By the end of the series, all the wonder and inspiration and promise of the first book–that any poor, neglected kid might be an unexpected letter or a dirty old boot away from being transported into a world of magic–wrapped back around on itself.
The children had fought the same battles their parents did against the same enemies, often alongside their parents’ old allies or with their enemies’ old schoolbooks. A work that set out to critique British ideas of aristocracy and “bad blood” and social stations ended up reinforcing that good people raise good kids and bad people raise bad kids. Most of what makes Harry Potter special, he unwittingly inherited from parents he never met. In the end, the true hero of the story is the grown man who never got over his fourth-grade crush.
In the time-skip epilogue, everyone who liked each other in middle school were now married and taking their kids to that same school, along with all of their old classmates. And all the old schoolyard alliances and rivalries were more or less as they were, despite having everyone having saved the world and/or tried to conquer it in between.
One can just imagine Arthur Weasley as the Cliff Claven of Magical London, stopping by the local for a quick pint on his way home from his government job and spending all night trying to impress everyone with dubious facts about muggle appliances. The Sam Malone might be Oliver Wood–having used the Galleons he made with his cup of coffee with Puddlesmere United
to buy said pub, he’s now toweling off pint glasses under a picture of himself on the pitch and never letting anyone forget he captained Gryffindor back in his glory days.
Now, for the record: There’s nothing wrong with all this. I married my high-school sweetheart, we live in my childhood home, and our kids attend the same schools we did. By any standard, I live as traditional and provincial a life as one can in 2020s America. But if you’re still reading this, you know I’ve always read widely and dreamt big–and all the stories I cherished most kept their promises, and all of my dreams for myself came true.
I’m living the life I always wanted to lead. My wife and I have never been more in love. My kids are coming into their own as they come out of lockdown, inspiring me every day as their own worlds of possibilities open up before them. I’m a professional writer of both sports articles and fantasy stories. I have a weekly newsletter that hundreds of people subscribe to!
I’m not the most famous guy from my little town. Heck, I’m not even the most famous author
. But I’m reaching for the stars while
putting down roots, coaching sports and volunteering and being part of my community in ways that aren’t just good for me and my family but also feed my Writer Brain.
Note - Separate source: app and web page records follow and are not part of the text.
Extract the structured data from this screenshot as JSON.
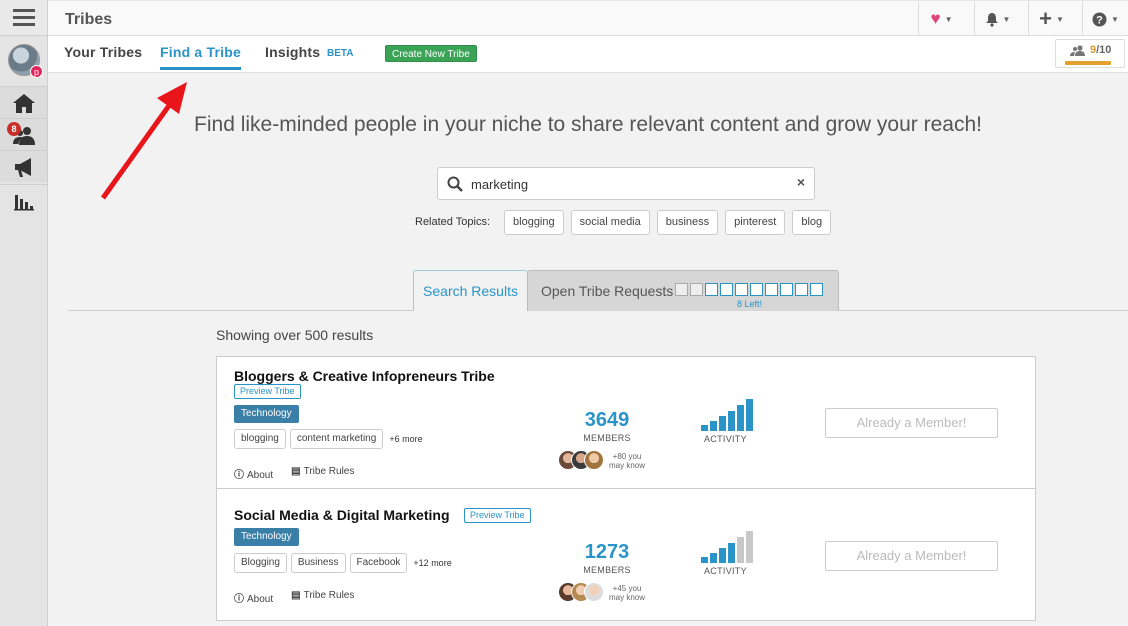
{
  "app": {
    "title": "Tribes"
  },
  "rail": {
    "notification_badge": "8"
  },
  "topbar": {
    "heart_icon": "heart-icon",
    "bell_icon": "bell-icon",
    "plus_icon": "plus-icon",
    "help_icon": "question-circle-icon"
  },
  "subnav": {
    "tabs": [
      {
        "label": "Your Tribes"
      },
      {
        "label": "Find a Tribe",
        "active": true
      },
      {
        "label": "Insights"
      }
    ],
    "beta": "BETA",
    "create_button": "Create New Tribe",
    "quota": {
      "used": "9",
      "total": "/10",
      "fill_fraction": 0.9
    }
  },
  "main": {
    "headline": "Find like-minded people in your niche to share relevant content and grow your reach!",
    "search": {
      "value": "marketing",
      "clear": "×"
    },
    "related_label": "Related Topics:",
    "related_topics": [
      "blogging",
      "social media",
      "business",
      "pinterest",
      "blog"
    ],
    "tabs": {
      "results": "Search Results",
      "requests": "Open Tribe Requests",
      "left": "8 Left!",
      "used_slots": 2,
      "total_slots": 10
    },
    "showing": "Showing over 500 results"
  },
  "tribes": [
    {
      "name": "Bloggers & Creative Infopreneurs Tribe",
      "preview": "Preview Tribe",
      "category": "Technology",
      "tags": [
        "blogging",
        "content marketing"
      ],
      "more": "+6 more",
      "about": "About",
      "rules": "Tribe Rules",
      "members": "3649",
      "members_label": "MEMBERS",
      "you_know": [
        "+80 you",
        "may know"
      ],
      "activity_label": "ACTIVITY",
      "activity_level": 6,
      "member_button": "Already a Member!"
    },
    {
      "name": "Social Media & Digital Marketing",
      "preview": "Preview Tribe",
      "category": "Technology",
      "tags": [
        "Blogging",
        "Business",
        "Facebook"
      ],
      "more": "+12 more",
      "about": "About",
      "rules": "Tribe Rules",
      "members": "1273",
      "members_label": "MEMBERS",
      "you_know": [
        "+45 you",
        "may know"
      ],
      "activity_label": "ACTIVITY",
      "activity_level": 4,
      "member_button": "Already a Member!"
    }
  ],
  "colors": {
    "accent": "#2a94c9",
    "create": "#3aa356",
    "category": "#3a7fa8",
    "annotation_arrow": "#e8161b"
  }
}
Meanwhile, though Rowling recently bought her childhood home
, she doesn’t live there. She owns two estates in Scotland, and by all accounts is a security and privacy fanatic. She clearly spends much of her free time on the Internet, scowling at all the under-40 types who were inspired by her stories to lead big, vibrant lives of magic and wonder and empathy and acceptance. She’s still writing, but pretty much just thinly veiled polemics against whoever she’s currently maddest at.
Though she rose above her station in the most British of ways–pluck, luck, and good breeding–it feels like she’s obsessed with high-school glory days she never had (her old English teacher once described her as “not exceptional”
). It’s as though she wished the world were smaller, like her magical London that only has about 42 wizards in it. It’s like she wished she’d never gotten those degrees, never gone on those adventures, just had a couple of amazing school years where it felt like she could
do anything and then chose to get in line with everyone else.
As wonderful as coming of age can be, teaching kids that they’re entering an incredible new dimension of infinite possibilities and they’d better enjoy it, because after a couple years of that is decades of regretting your choices and waiting to die is, just, not it.
Obsessing over youth is something only old people do. Young people keep growing, seeking, learning and connecting–no matter their age.